* [Action item]: In full and exactly, please return the records, but keep out the pictures.

Saved data entries:
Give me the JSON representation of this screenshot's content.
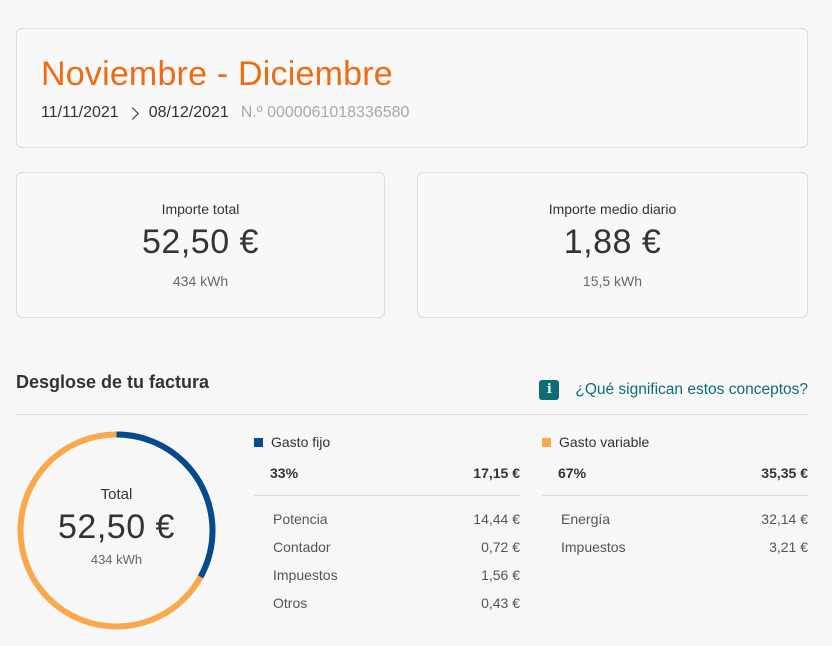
{
  "period": {
    "title": "Noviembre - Diciembre",
    "start_date": "11/11/2021",
    "end_date": "08/12/2021",
    "invoice_number": "N.º 0000061018336580"
  },
  "summary": {
    "total": {
      "label": "Importe total",
      "value": "52,50 €",
      "kwh": "434 kWh"
    },
    "daily": {
      "label": "Importe medio diario",
      "value": "1,88 €",
      "kwh": "15,5 kWh"
    }
  },
  "breakdown": {
    "title": "Desglose de tu factura",
    "info_icon": "i",
    "info_link": "¿Qué significan estos conceptos?",
    "donut": {
      "label": "Total",
      "value": "52,50 €",
      "kwh": "434 kWh",
      "segments": [
        {
          "name": "Gasto fijo",
          "fraction": 0.33,
          "color": "#034b8f"
        },
        {
          "name": "Gasto variable",
          "fraction": 0.67,
          "color": "#f9a94b"
        }
      ]
    },
    "fixed": {
      "label": "Gasto fijo",
      "color": "#034b8f",
      "percent": "33%",
      "amount": "17,15 €",
      "items": [
        {
          "label": "Potencia",
          "value": "14,44 €"
        },
        {
          "label": "Contador",
          "value": "0,72 €"
        },
        {
          "label": "Impuestos",
          "value": "1,56 €"
        },
        {
          "label": "Otros",
          "value": "0,43 €"
        }
      ]
    },
    "variable": {
      "label": "Gasto variable",
      "color": "#f9a94b",
      "percent": "67%",
      "amount": "35,35 €",
      "items": [
        {
          "label": "Energía",
          "value": "32,14 €"
        },
        {
          "label": "Impuestos",
          "value": "3,21 €"
        }
      ]
    }
  }
}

* [Written solution]:
Give me the JSON representation of this screenshot's content.
{
  "period": {
    "title": "Noviembre - Diciembre",
    "start_date": "11/11/2021",
    "end_date": "08/12/2021",
    "invoice_number": "N.º 0000061018336580"
  },
  "summary": {
    "total": {
      "label": "Importe total",
      "value": "52,50 €",
      "kwh": "434 kWh"
    },
    "daily": {
      "label": "Importe medio diario",
      "value": "1,88 €",
      "kwh": "15,5 kWh"
    }
  },
  "breakdown": {
    "title": "Desglose de tu factura",
    "info_icon": "i",
    "info_link": "¿Qué significan estos conceptos?",
    "donut": {
      "label": "Total",
      "value": "52,50 €",
      "kwh": "434 kWh",
      "segments": [
        {
          "name": "Gasto fijo",
          "fraction": 0.33,
          "color": "#034b8f"
        },
        {
          "name": "Gasto variable",
          "fraction": 0.67,
          "color": "#f9a94b"
        }
      ]
    },
    "fixed": {
      "label": "Gasto fijo",
      "color": "#034b8f",
      "percent": "33%",
      "amount": "17,15 €",
      "items": [
        {
          "label": "Potencia",
          "value": "14,44 €"
        },
        {
          "label": "Contador",
          "value": "0,72 €"
        },
        {
          "label": "Impuestos",
          "value": "1,56 €"
        },
        {
          "label": "Otros",
          "value": "0,43 €"
        }
      ]
    },
    "variable": {
      "label": "Gasto variable",
      "color": "#f9a94b",
      "percent": "67%",
      "amount": "35,35 €",
      "items": [
        {
          "label": "Energía",
          "value": "32,14 €"
        },
        {
          "label": "Impuestos",
          "value": "3,21 €"
        }
      ]
    }
  }
}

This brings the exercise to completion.